“Having Willie Stargell on your ball club is like having a diamond ring on your finger.” – Chuck Tanner
Willie Stargell was a feared power hitter and a leader on the field and in the clubhouse during his 21 seasons with the Pittsburgh Pirates.
Stargell signed with the Pirates as an amateur free agent in 1958 and would be forever associated with the franchise. He debuted in the big leagues in 1962 – and in 1964 the left-handed slugger belted 21 home runs, the first of 13 consecutive seasons in which he would hit 20-or-more. Playing in cavernous Forbes Field – the Pirates home park – for the first seven-and-a-half years of his career, Stargell still earned a reputation as one of the game's most powerful hitters.
Over 62 seasons, an estimated 18 balls were hit out of Forbes Field in right field and into the surrounding Pittsburgh cityscape.

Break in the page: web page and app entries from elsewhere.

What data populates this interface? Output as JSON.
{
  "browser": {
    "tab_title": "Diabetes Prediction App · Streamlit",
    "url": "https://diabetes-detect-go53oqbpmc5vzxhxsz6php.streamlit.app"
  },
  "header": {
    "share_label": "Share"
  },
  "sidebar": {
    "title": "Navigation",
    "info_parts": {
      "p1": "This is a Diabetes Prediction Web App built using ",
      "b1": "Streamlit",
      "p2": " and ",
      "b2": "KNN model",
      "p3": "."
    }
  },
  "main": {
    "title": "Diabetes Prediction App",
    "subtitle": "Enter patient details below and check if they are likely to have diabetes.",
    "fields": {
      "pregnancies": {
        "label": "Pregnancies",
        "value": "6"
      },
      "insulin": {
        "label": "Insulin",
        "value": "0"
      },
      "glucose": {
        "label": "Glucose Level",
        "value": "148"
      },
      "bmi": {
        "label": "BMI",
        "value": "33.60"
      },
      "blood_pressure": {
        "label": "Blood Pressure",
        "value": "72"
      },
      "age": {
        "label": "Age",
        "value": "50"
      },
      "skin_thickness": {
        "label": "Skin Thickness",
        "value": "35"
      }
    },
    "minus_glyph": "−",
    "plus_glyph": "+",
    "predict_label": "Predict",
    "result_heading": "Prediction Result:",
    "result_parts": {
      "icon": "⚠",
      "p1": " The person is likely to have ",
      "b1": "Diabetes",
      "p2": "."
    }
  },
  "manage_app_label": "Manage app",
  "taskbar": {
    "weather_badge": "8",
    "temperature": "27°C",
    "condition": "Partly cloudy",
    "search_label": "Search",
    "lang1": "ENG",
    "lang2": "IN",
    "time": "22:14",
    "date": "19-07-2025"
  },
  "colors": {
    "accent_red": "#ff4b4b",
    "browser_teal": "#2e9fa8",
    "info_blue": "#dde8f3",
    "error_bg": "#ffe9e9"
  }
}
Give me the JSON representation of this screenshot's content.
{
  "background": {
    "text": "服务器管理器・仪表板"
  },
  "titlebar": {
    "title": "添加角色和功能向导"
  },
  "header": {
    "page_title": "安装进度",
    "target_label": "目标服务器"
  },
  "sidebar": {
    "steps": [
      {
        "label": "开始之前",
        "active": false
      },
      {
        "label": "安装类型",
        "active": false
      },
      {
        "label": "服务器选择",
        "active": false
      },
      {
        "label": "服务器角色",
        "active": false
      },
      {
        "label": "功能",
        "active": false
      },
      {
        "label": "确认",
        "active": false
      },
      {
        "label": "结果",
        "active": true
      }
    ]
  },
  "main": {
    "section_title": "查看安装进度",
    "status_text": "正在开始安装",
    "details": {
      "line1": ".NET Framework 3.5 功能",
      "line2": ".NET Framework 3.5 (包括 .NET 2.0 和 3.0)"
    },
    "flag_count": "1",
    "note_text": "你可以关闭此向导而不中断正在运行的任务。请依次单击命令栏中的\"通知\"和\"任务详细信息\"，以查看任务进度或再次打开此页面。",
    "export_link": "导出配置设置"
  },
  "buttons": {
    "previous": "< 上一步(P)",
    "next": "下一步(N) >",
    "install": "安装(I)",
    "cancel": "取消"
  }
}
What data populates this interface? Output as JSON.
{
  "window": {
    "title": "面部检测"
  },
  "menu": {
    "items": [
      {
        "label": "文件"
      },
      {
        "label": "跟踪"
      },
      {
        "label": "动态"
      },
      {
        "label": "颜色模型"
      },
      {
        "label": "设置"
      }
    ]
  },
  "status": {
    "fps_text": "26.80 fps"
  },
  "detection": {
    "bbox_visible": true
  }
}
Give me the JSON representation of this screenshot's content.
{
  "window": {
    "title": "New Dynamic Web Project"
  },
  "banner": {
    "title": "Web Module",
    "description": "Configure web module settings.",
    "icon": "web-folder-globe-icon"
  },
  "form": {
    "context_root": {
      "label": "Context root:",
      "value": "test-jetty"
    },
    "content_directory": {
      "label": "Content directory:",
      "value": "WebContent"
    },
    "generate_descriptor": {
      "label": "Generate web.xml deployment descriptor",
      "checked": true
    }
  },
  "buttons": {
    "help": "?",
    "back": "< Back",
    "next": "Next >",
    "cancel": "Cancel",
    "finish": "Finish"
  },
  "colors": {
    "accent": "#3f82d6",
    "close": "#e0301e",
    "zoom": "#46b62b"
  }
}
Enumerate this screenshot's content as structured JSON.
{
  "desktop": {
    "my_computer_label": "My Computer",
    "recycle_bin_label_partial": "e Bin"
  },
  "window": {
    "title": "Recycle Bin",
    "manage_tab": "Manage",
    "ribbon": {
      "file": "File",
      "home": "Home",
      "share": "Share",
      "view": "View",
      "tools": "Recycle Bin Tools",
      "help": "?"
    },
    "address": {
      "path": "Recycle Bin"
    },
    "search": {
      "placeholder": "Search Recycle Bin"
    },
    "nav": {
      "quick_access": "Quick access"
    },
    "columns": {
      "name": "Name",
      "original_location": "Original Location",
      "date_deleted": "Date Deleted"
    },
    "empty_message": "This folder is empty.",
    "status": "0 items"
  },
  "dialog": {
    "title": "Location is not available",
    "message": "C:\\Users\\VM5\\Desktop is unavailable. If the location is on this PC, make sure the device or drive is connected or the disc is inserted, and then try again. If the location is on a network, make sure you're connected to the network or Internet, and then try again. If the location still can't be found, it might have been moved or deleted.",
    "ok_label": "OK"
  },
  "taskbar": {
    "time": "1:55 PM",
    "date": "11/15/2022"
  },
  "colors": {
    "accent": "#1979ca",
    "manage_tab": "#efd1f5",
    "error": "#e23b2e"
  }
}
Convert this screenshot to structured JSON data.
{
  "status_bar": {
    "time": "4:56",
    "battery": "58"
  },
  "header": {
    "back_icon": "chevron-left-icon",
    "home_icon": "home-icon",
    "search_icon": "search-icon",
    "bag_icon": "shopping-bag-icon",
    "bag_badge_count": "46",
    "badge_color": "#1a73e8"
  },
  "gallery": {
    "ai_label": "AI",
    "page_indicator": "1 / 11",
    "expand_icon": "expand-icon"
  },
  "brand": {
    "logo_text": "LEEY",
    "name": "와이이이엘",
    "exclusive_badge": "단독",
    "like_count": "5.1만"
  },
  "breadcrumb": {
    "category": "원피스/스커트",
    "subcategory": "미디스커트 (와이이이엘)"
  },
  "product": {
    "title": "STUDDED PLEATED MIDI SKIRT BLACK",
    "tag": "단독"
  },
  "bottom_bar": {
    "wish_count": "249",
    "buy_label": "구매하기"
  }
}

Stargell was responsible for seven of those.
In 1971, the Pirates' first full season in Three Rivers Stadium, Stargell led the NL with a career-high 48 home runs, finishing second in the National League Most Valuable Player voting. His .295 batting average and 125 RBI helped the Pirates win the National League East for the second straight year – and this time Pittsburgh captured the World Series title in seven games against the Baltimore Orioles.
In 1973, Stargell again finished second in the NL MVP voting after htting .299 while leading the NL in doubles (43) home runs (44), RBI (119) and slugging percentage (.646).
A left fielder for his first 13 big league seasons, Stargell moved to first base in 1975. By 1979, the Pirates were back in the World Series, with Stargell spiritual father of the “We Are Family” team. With "Pops" handing out “Stargell Stars” to players who’d made great contributions, the team again bested the Orioles in seven games. Stargell swept the MVP awards that year, winning the NLCS MVP, the World Series MVP and sharing the regular season NL MVP award with Keith Hernandez – becoming the first player to win all three awards in one season.
The seven-time All-Star retired following the 1982 season with 475 home runs and 1,540 RBI. He left a legacy of winning, leadership, focus and fun.
“It’s supposed to be fun,” Stargell said. “The man says ‘Play ball,’ not “Work ball,’ you know.”
Stargell was elected to the Hall of Fame in 1988. He passed away on April 9, 2001.